NESL: A Nested Data-Parallel Language. The language definition, including a complete list of functions. It does not contain the operational semantics (see below).

NESL User's Manual. Describes how to set up the NESL environment and how to use the various features in NESL (such as tracing, profiling and using remote machines).

A Provable Time and Space Efficient Implementation of NESL. Includes the operational semantics of NESL and a proof that the work and depth bounds can be mapped into running time on various machine models.

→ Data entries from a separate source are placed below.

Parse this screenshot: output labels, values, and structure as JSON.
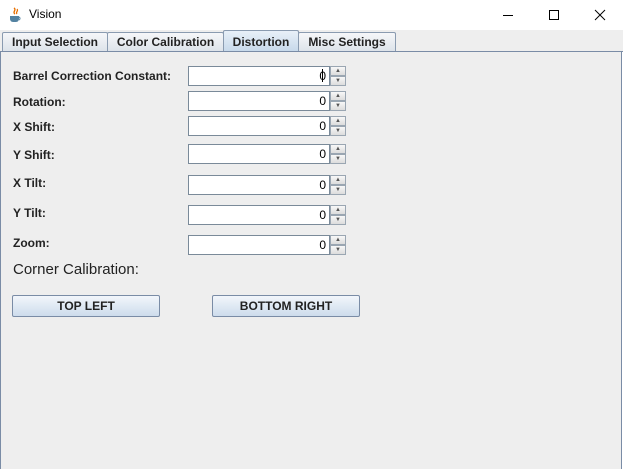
{
  "window": {
    "title": "Vision",
    "controls": [
      "minimize-icon",
      "maximize-icon",
      "close-icon"
    ]
  },
  "tabs": [
    {
      "label": "Input Selection",
      "active": false
    },
    {
      "label": "Color Calibration",
      "active": false
    },
    {
      "label": "Distortion",
      "active": true
    },
    {
      "label": "Misc Settings",
      "active": false
    }
  ],
  "fields": [
    {
      "label": "Barrel Correction Constant:",
      "value": "0"
    },
    {
      "label": "Rotation:",
      "value": "0"
    },
    {
      "label": "X Shift:",
      "value": "0"
    },
    {
      "label": "Y Shift:",
      "value": "0"
    },
    {
      "label": "X Tilt:",
      "value": "0"
    },
    {
      "label": "Y Tilt:",
      "value": "0"
    },
    {
      "label": "Zoom:",
      "value": "0"
    }
  ],
  "corner_calibration": {
    "title": "Corner Calibration:",
    "top_left_label": "TOP LEFT",
    "bottom_right_label": "BOTTOM RIGHT"
  },
  "colors": {
    "background": "#eeeeee",
    "tab_border": "#7a8ca6",
    "button_gradient_top": "#f2f6fb",
    "button_gradient_bottom": "#cddcec"
  }
}
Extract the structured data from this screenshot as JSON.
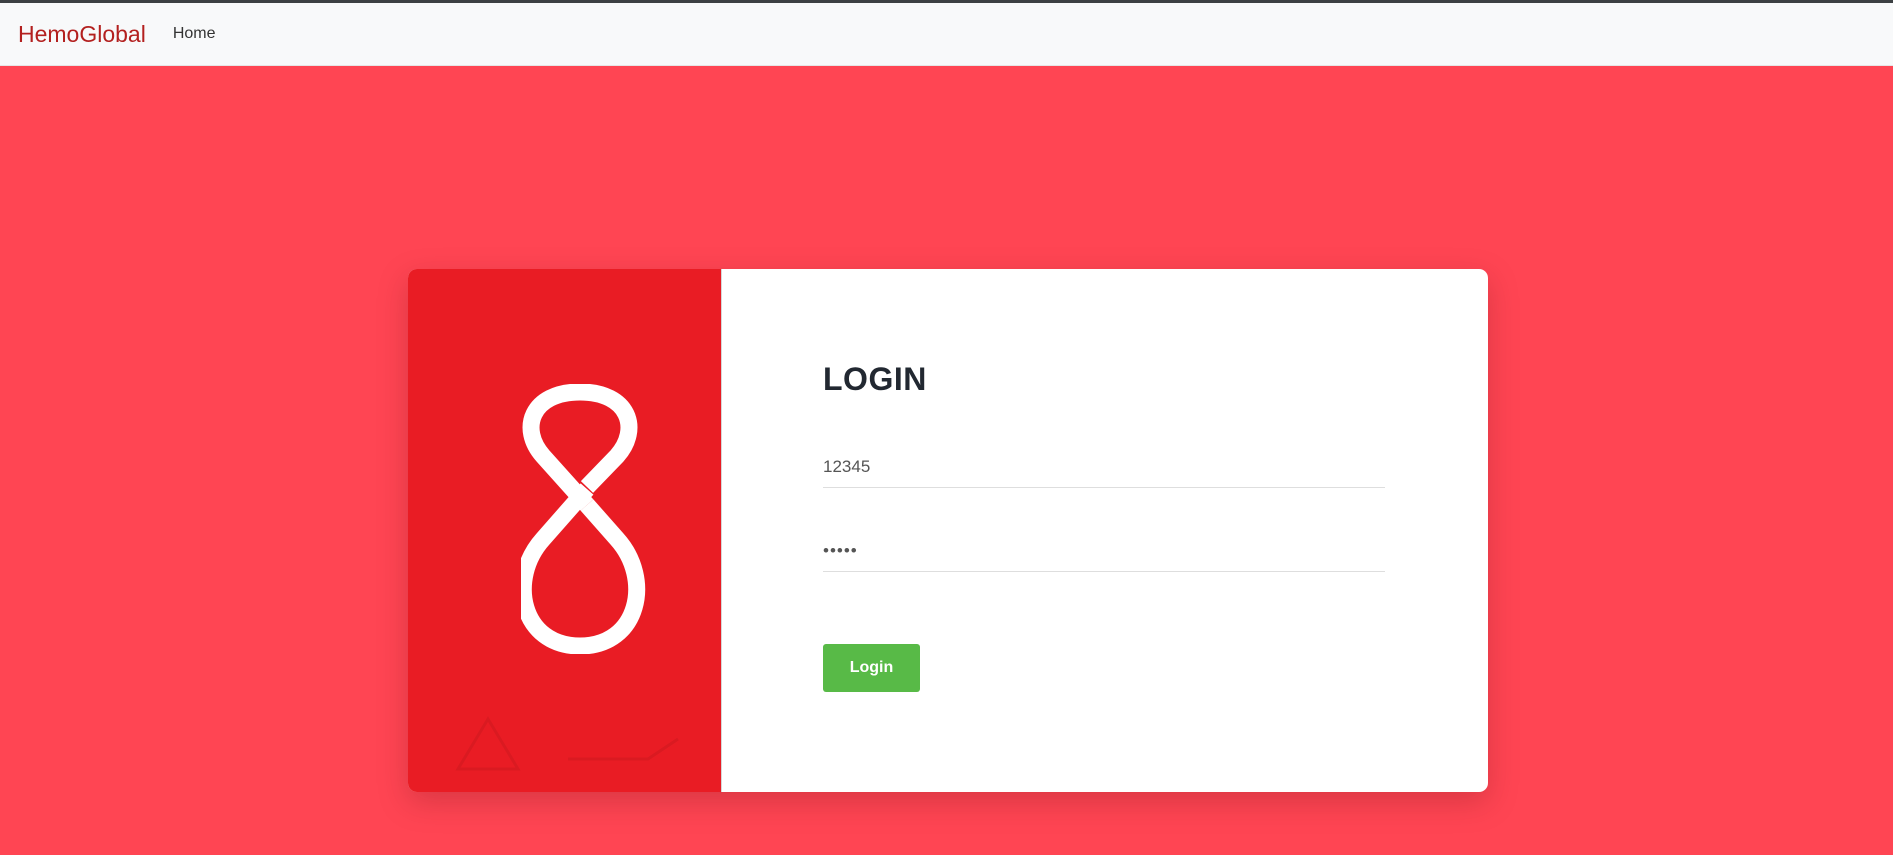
{
  "navbar": {
    "brand": "HemoGlobal",
    "links": [
      {
        "label": "Home"
      }
    ]
  },
  "login": {
    "title": "LOGIN",
    "username_value": "12345",
    "password_value": "•••••",
    "button_label": "Login"
  },
  "colors": {
    "page_background": "#ff4553",
    "brand": "#b3201f",
    "left_panel": "#e91c24",
    "button": "#58ba47",
    "navbar": "#f8f9fa"
  },
  "icons": {
    "logo": "infinity-ribbon-icon"
  }
}
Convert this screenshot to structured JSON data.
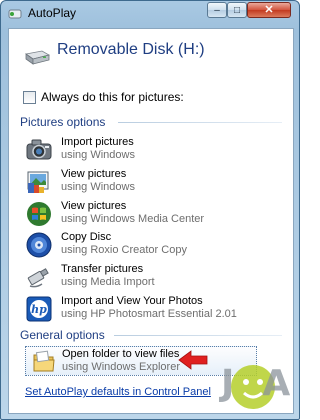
{
  "window": {
    "title": "AutoPlay",
    "minimize_glyph": "–",
    "maximize_glyph": "□",
    "close_glyph": "✕"
  },
  "header": {
    "disk_title": "Removable Disk (H:)",
    "disk_icon": "removable-disk-icon"
  },
  "always_checkbox": {
    "label": "Always do this for pictures:",
    "checked": false
  },
  "pictures_options": {
    "label": "Pictures options",
    "items": [
      {
        "title": "Import pictures",
        "subtitle": "using Windows",
        "icon": "camera-icon"
      },
      {
        "title": "View pictures",
        "subtitle": "using Windows",
        "icon": "picture-viewer-icon"
      },
      {
        "title": "View pictures",
        "subtitle": "using Windows Media Center",
        "icon": "media-center-icon"
      },
      {
        "title": "Copy Disc",
        "subtitle": "using Roxio Creator Copy",
        "icon": "roxio-disc-icon"
      },
      {
        "title": "Transfer pictures",
        "subtitle": "using Media Import",
        "icon": "usb-transfer-icon"
      },
      {
        "title": "Import and View Your Photos",
        "subtitle": "using HP Photosmart Essential 2.01",
        "icon": "hp-logo-icon"
      }
    ]
  },
  "general_options": {
    "label": "General options",
    "items": [
      {
        "title": "Open folder to view files",
        "subtitle": "using Windows Explorer",
        "icon": "folder-icon"
      }
    ]
  },
  "footer": {
    "link": "Set AutoPlay defaults in Control Panel"
  },
  "watermark": {
    "text": "JA"
  },
  "colors": {
    "section_blue": "#1f3e82",
    "link_blue": "#0a3ca8",
    "arrow_red": "#e02020"
  }
}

**Algorithm Experimentation:** We have used NESL extensively for
running experiments on algorithms. In particular it has allowed us to quickly
compare the work required by various algorithms and improve the algorithms.
Here are some of the algorithms we have experimented with using NESL:

Delaunay triangulation:We have run experiments on a variety of parallel algorithms for planar Delaunay triangulation and have developed a practical variant of an algorithm of Edelsbrunner and Shi. This work is described in the paper Developing a practical projection-based parallel Delaunay algorithm which appears in the the Proceedings of the ACM Symposium on Computational Geometry, May 1996.

The N-body problem:We have compared three algorithms for the N-body problem: the Barnes-Hut, Greengard's algorithm and a hybrid. All three were code in NESL and the relative costs under various assumptions were studied. This work is described in the paper A Practical Comparison of N-Body Algorithms which appears in the proceedings of the Dimacs implementation challenge workshop, October 1994.

Graph ConnectivityWe have compared several algorithms for graph connectivity and derived a hybrid technique which appears very promising. This work is described in the paper A Comparison of Data-Parallel Algorithms for Connected Components which appears in the proceedings of the ACM Symposium on Parallel Algorithms and Architectures, June 1994.

Others:Other algorithms experiments that have used NESL include a comparison of graph separators and the development of a support tree conjugate gradient technique.

The development of NESL was funded in part by NSF under an NYI (award CCR-9258525).

blelloch@cs.cmu.edu. Comments welcome!